It was an eerie experience walking into an empty Fallsview Casino in Niagara Falls, Ont.
The flashing lights and spinning wheels of the thousands of slot machines were blinking away but the usually loud, bustling casino floor was silent; just as it’s been for the last 16 months.
Casino Niagara and Fallsview Casino, both now managed by U.S based Mohegan Gaming, have been closed since the COVID-19 pandemic began in March of 2020.
But that’s about to change. Both will welcome gamblers back on July 23 but with some notable changes.
I was invited in to check out the new experience. The first thing I noticed was check-in desks and space for a long line. Where you once walked right in, now you have to sign in and sign up for the casino’s new locality program in order to get inside.
Fallsview contends it’s for contact tracing but admits it won’t track players around the casino or require them to use the cars to gamble, so it appears to be a way to get people to sign up.

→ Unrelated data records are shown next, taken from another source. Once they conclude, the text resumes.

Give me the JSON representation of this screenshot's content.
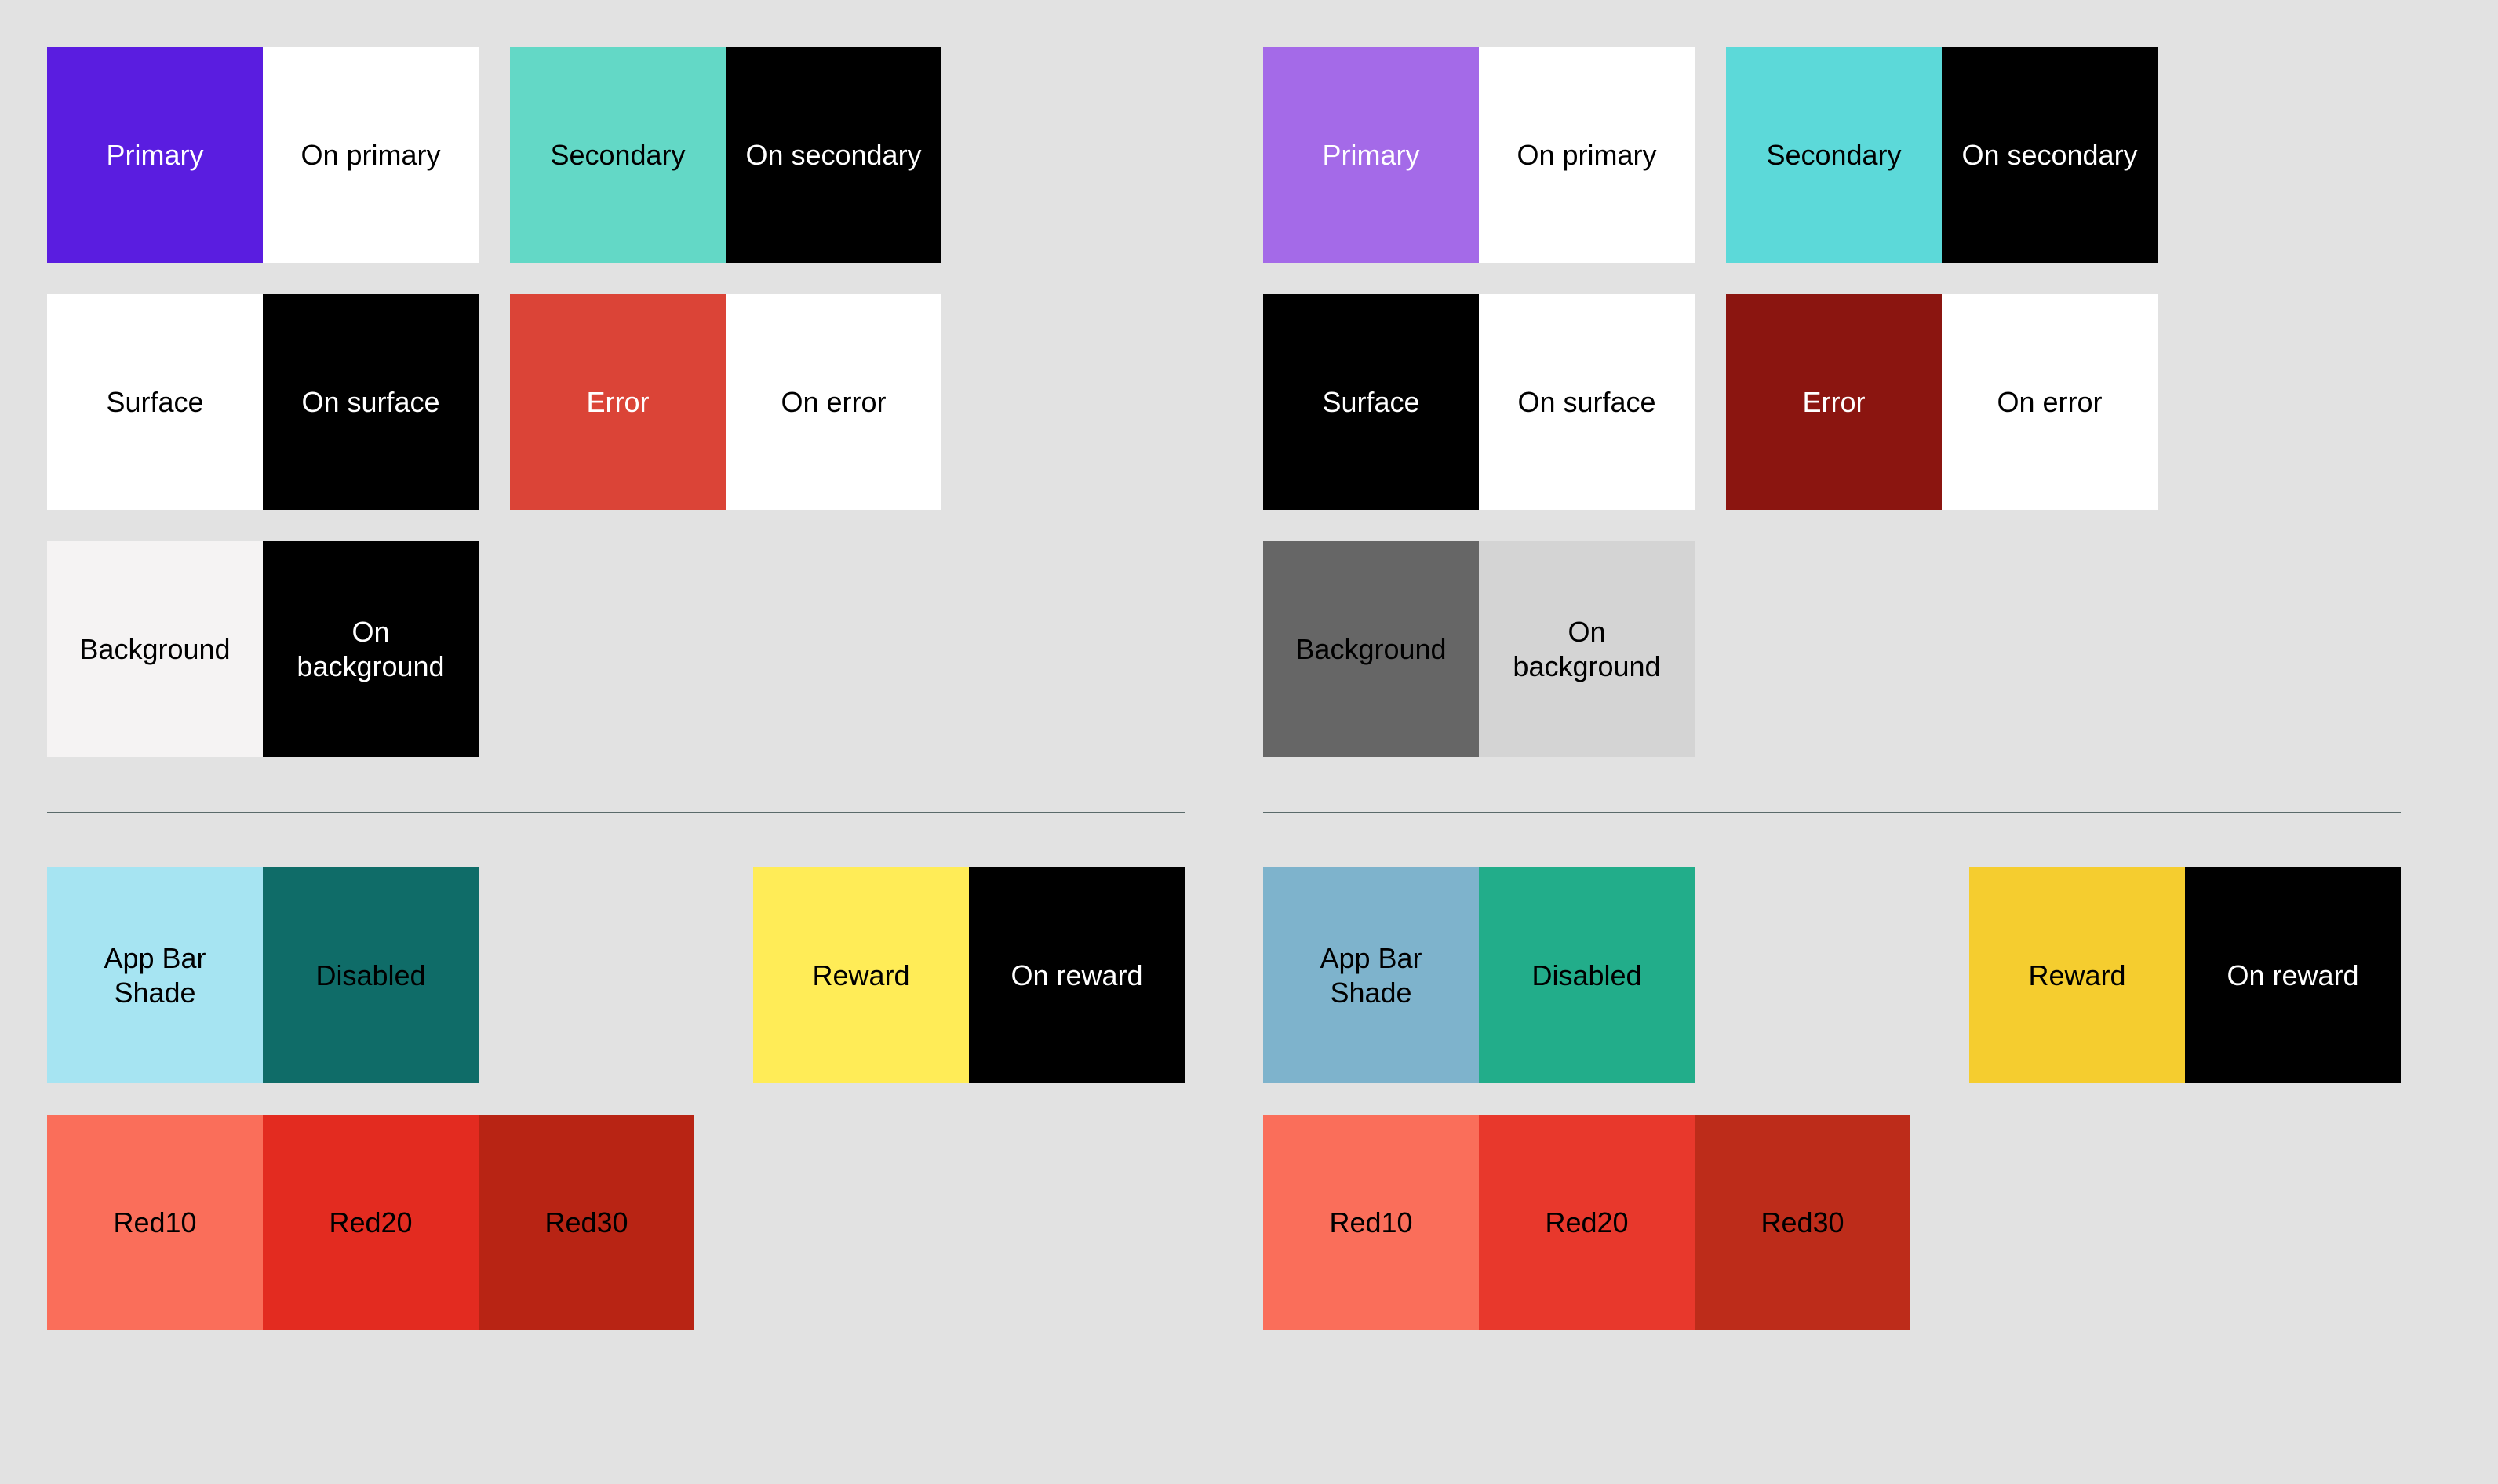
{
  "labels": {
    "primary": "Primary",
    "on_primary": "On primary",
    "secondary": "Secondary",
    "on_secondary": "On secondary",
    "surface": "Surface",
    "on_surface": "On surface",
    "error_": "Error",
    "on_error": "On error",
    "background": "Background",
    "on_background": "On background",
    "app_bar_shade": "App Bar Shade",
    "disabled": "Disabled",
    "reward": "Reward",
    "on_reward": "On reward",
    "red10": "Red10",
    "red20": "Red20",
    "red30": "Red30"
  },
  "palettes": {
    "left": {
      "primary": {
        "bg": "#5a1de0",
        "fg": "#ffffff"
      },
      "on_primary": {
        "bg": "#ffffff",
        "fg": "#000000"
      },
      "secondary": {
        "bg": "#63d8c6",
        "fg": "#000000"
      },
      "on_secondary": {
        "bg": "#000000",
        "fg": "#ffffff"
      },
      "surface": {
        "bg": "#ffffff",
        "fg": "#000000"
      },
      "on_surface": {
        "bg": "#000000",
        "fg": "#ffffff"
      },
      "error_": {
        "bg": "#db4437",
        "fg": "#ffffff"
      },
      "on_error": {
        "bg": "#ffffff",
        "fg": "#000000"
      },
      "background": {
        "bg": "#f5f3f3",
        "fg": "#000000"
      },
      "on_background": {
        "bg": "#000000",
        "fg": "#ffffff"
      },
      "app_bar_shade": {
        "bg": "#a6e4f2",
        "fg": "#000000"
      },
      "disabled": {
        "bg": "#0f6c68",
        "fg": "#000000"
      },
      "reward": {
        "bg": "#ffec57",
        "fg": "#000000"
      },
      "on_reward": {
        "bg": "#000000",
        "fg": "#ffffff"
      },
      "red10": {
        "bg": "#fa6e5a",
        "fg": "#000000"
      },
      "red20": {
        "bg": "#e32b20",
        "fg": "#000000"
      },
      "red30": {
        "bg": "#b82414",
        "fg": "#000000"
      }
    },
    "right": {
      "primary": {
        "bg": "#a46ae8",
        "fg": "#ffffff"
      },
      "on_primary": {
        "bg": "#ffffff",
        "fg": "#000000"
      },
      "secondary": {
        "bg": "#5cd9d9",
        "fg": "#000000"
      },
      "on_secondary": {
        "bg": "#000000",
        "fg": "#ffffff"
      },
      "surface": {
        "bg": "#000000",
        "fg": "#ffffff"
      },
      "on_surface": {
        "bg": "#ffffff",
        "fg": "#000000"
      },
      "error_": {
        "bg": "#8b1510",
        "fg": "#ffffff"
      },
      "on_error": {
        "bg": "#ffffff",
        "fg": "#000000"
      },
      "background": {
        "bg": "#666666",
        "fg": "#000000"
      },
      "on_background": {
        "bg": "#d4d4d4",
        "fg": "#000000"
      },
      "app_bar_shade": {
        "bg": "#7eb3cc",
        "fg": "#000000"
      },
      "disabled": {
        "bg": "#22ad8a",
        "fg": "#000000"
      },
      "reward": {
        "bg": "#f5cd2f",
        "fg": "#000000"
      },
      "on_reward": {
        "bg": "#000000",
        "fg": "#ffffff"
      },
      "red10": {
        "bg": "#fa6e5a",
        "fg": "#000000"
      },
      "red20": {
        "bg": "#e8382c",
        "fg": "#000000"
      },
      "red30": {
        "bg": "#bd2c1a",
        "fg": "#000000"
      }
    }
  }
}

The first thing I noticed once I walked on the casino floor were new markings on the freshly installed carpet designed to try and space gamblers out, though the casino is only opening at 30 per cent capacity as they ramp up operations.

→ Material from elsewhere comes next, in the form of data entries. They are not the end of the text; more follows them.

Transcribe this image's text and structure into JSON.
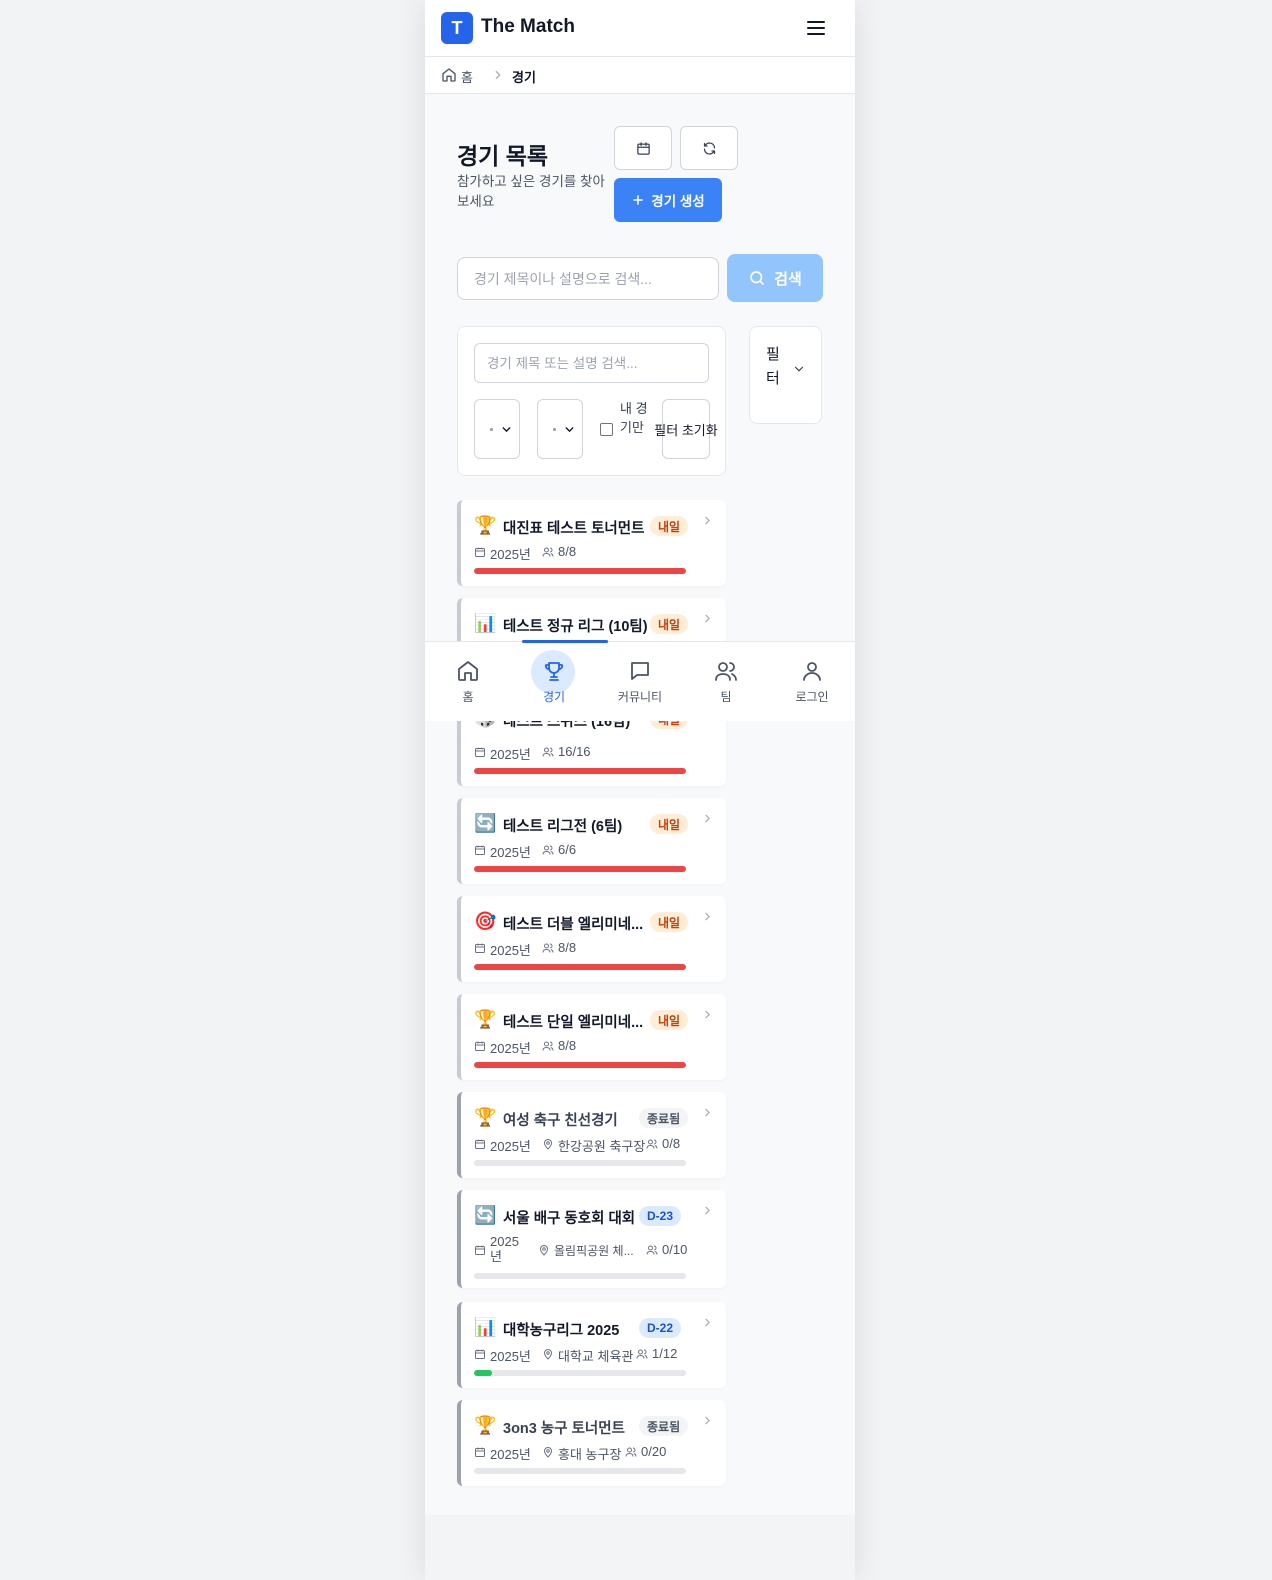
{
  "header": {
    "logo_letter": "T",
    "app_name": "The Match"
  },
  "breadcrumb": {
    "home": "홈",
    "current": "경기"
  },
  "page": {
    "title": "경기 목록",
    "subtitle": "참가하고 싶은 경기를 찾아보세요",
    "create_label": "경기 생성"
  },
  "search": {
    "placeholder": "경기 제목이나 설명으로 검색...",
    "button_label": "검색"
  },
  "filters": {
    "placeholder": "경기 제목 또는 설명 검색...",
    "my_only_label": "내 경기만",
    "reset_label": "필터 초기화",
    "toggle_label": "필터"
  },
  "matches": [
    {
      "emoji": "🏆",
      "title": "대진표 테스트 토너먼트",
      "badge": "내일",
      "date": "2025년",
      "count": "8/8"
    },
    {
      "emoji": "📊",
      "title": "테스트 정규 리그 (10팀)",
      "badge": "내일"
    },
    {
      "emoji": "🎲",
      "title": "테스트 스위스 (16팀)",
      "badge": "내일",
      "date": "2025년",
      "count": "16/16"
    },
    {
      "emoji": "🔄",
      "title": "테스트 리그전 (6팀)",
      "badge": "내일",
      "date": "2025년",
      "count": "6/6"
    },
    {
      "emoji": "🎯",
      "title": "테스트 더블 엘리미네...",
      "badge": "내일",
      "date": "2025년",
      "count": "8/8"
    },
    {
      "emoji": "🏆",
      "title": "테스트 단일 엘리미네...",
      "badge": "내일",
      "date": "2025년",
      "count": "8/8"
    },
    {
      "emoji": "🏆",
      "title": "여성 축구 친선경기",
      "badge": "종료됨",
      "date": "2025년",
      "location": "한강공원 축구장",
      "count": "0/8"
    },
    {
      "emoji": "🔄",
      "title": "서울 배구 동호회 대회",
      "badge": "D-23",
      "date": "2025년",
      "location": "올림픽공원 체...",
      "count": "0/10"
    },
    {
      "emoji": "📊",
      "title": "대학농구리그 2025",
      "badge": "D-22",
      "date": "2025년",
      "location": "대학교 체육관",
      "count": "1/12"
    },
    {
      "emoji": "🏆",
      "title": "3on3 농구 토너먼트",
      "badge": "종료됨",
      "date": "2025년",
      "location": "홍대 농구장",
      "count": "0/20"
    }
  ],
  "progress": {
    "full_color": "#ef4444",
    "partial_color": "#22c55e",
    "fractions": [
      1,
      1,
      1,
      1,
      1,
      1,
      0,
      0,
      0.083,
      0
    ]
  },
  "bottom_nav": [
    {
      "label": "홈",
      "icon": "home-icon"
    },
    {
      "label": "경기",
      "icon": "trophy-icon",
      "active": true
    },
    {
      "label": "커뮤니티",
      "icon": "chat-icon"
    },
    {
      "label": "팀",
      "icon": "users-icon"
    },
    {
      "label": "로그인",
      "icon": "user-icon"
    }
  ],
  "colors": {
    "primary": "#2563eb",
    "primary_light": "#3b82f6",
    "search_disabled": "#93c5fd",
    "tomorrow_bg": "#ffedd5",
    "tomorrow_text": "#c2410c"
  }
}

The biggest change I noticed was when I sat down at the blackjack table: plexiglass now separated me from what would be my fellow gamblers and from the dealer.
A small space was open just above the felt where I could place my chips. The table games won’t open until July 30, and there are more of them. Fallsview has used the downtime to place tables throughout the gaming floor and has installed an electronic craps table for the first time.

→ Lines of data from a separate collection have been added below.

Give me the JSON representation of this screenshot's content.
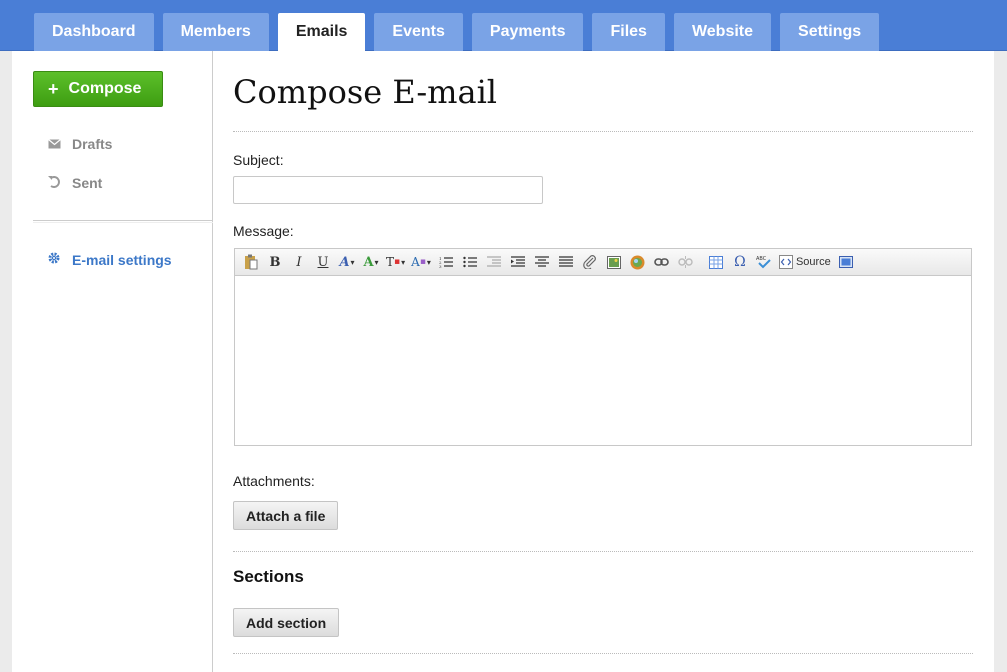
{
  "nav": {
    "tabs": [
      {
        "label": "Dashboard",
        "active": false
      },
      {
        "label": "Members",
        "active": false
      },
      {
        "label": "Emails",
        "active": true
      },
      {
        "label": "Events",
        "active": false
      },
      {
        "label": "Payments",
        "active": false
      },
      {
        "label": "Files",
        "active": false
      },
      {
        "label": "Website",
        "active": false
      },
      {
        "label": "Settings",
        "active": false
      }
    ]
  },
  "sidebar": {
    "compose_label": "Compose",
    "items": [
      {
        "label": "Drafts",
        "icon": "envelope-icon"
      },
      {
        "label": "Sent",
        "icon": "undo-icon"
      },
      {
        "label": "E-mail settings",
        "icon": "gear-icon"
      }
    ]
  },
  "main": {
    "title": "Compose E-mail",
    "subject_label": "Subject:",
    "subject_value": "",
    "message_label": "Message:",
    "toolbar_source_label": "Source",
    "attachments_label": "Attachments:",
    "attach_button": "Attach a file",
    "sections_title": "Sections",
    "add_section_button": "Add section"
  },
  "colors": {
    "nav_bg": "#4a7ed6",
    "tab_inactive": "#7aa3e6",
    "compose_green": "#4caf1e",
    "link_blue": "#3c78c8"
  }
}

As I meandered through the desolate maze of slot machines, I noticed plexiglass between them as well. Las Vegas did the same thing when its casinos reopened but have since removed it.
Fallsview tells me it purchased enough plexiglass to cover the boards for at least the size of an NHL arena but has not set a timeline on when it may come down. It contends the machines will be cleaned frequently.
Masks are required at all times in Fallsview; the CEO even told me the many security cameras will be used to spot those not masking. They can, of course, be taken off to eat or drink but when it comes to food, there is one noticeable thing missing: the buffet.
While buffets can reopen, Fallsview has decided to keep theirs closed. It’s turned the space into an “a la carte” dining area and says it has not yet made a decision yet on if the buffet will return.
I did notice what felt like a breeze on my face as I walked around. Fallsview says it’s installed an air filtration system that changes the air in the casino floor frequently.
Fallsview acknowledges it used the 16 months’ downtime to expand. The casino is noticeably larger, having taken over some retail stores. New tables have been added, including for the first time an electron craps table. And more changes are on the way.
The casino plans to take advantage of a new law passed by Ottawa that will allow for single-game sports wagering. Under construction in the casino is a sportsbook, however, no timeline has been set for its opening.
Beyond having to lineup and sign and entering, none of the health restrictions are overly onerous. It will be interesting to see how gamblers adhere to them and how long Fallsview keeps them in place.
Also, for the first time ever, I left the casino with as much money as I entered it with.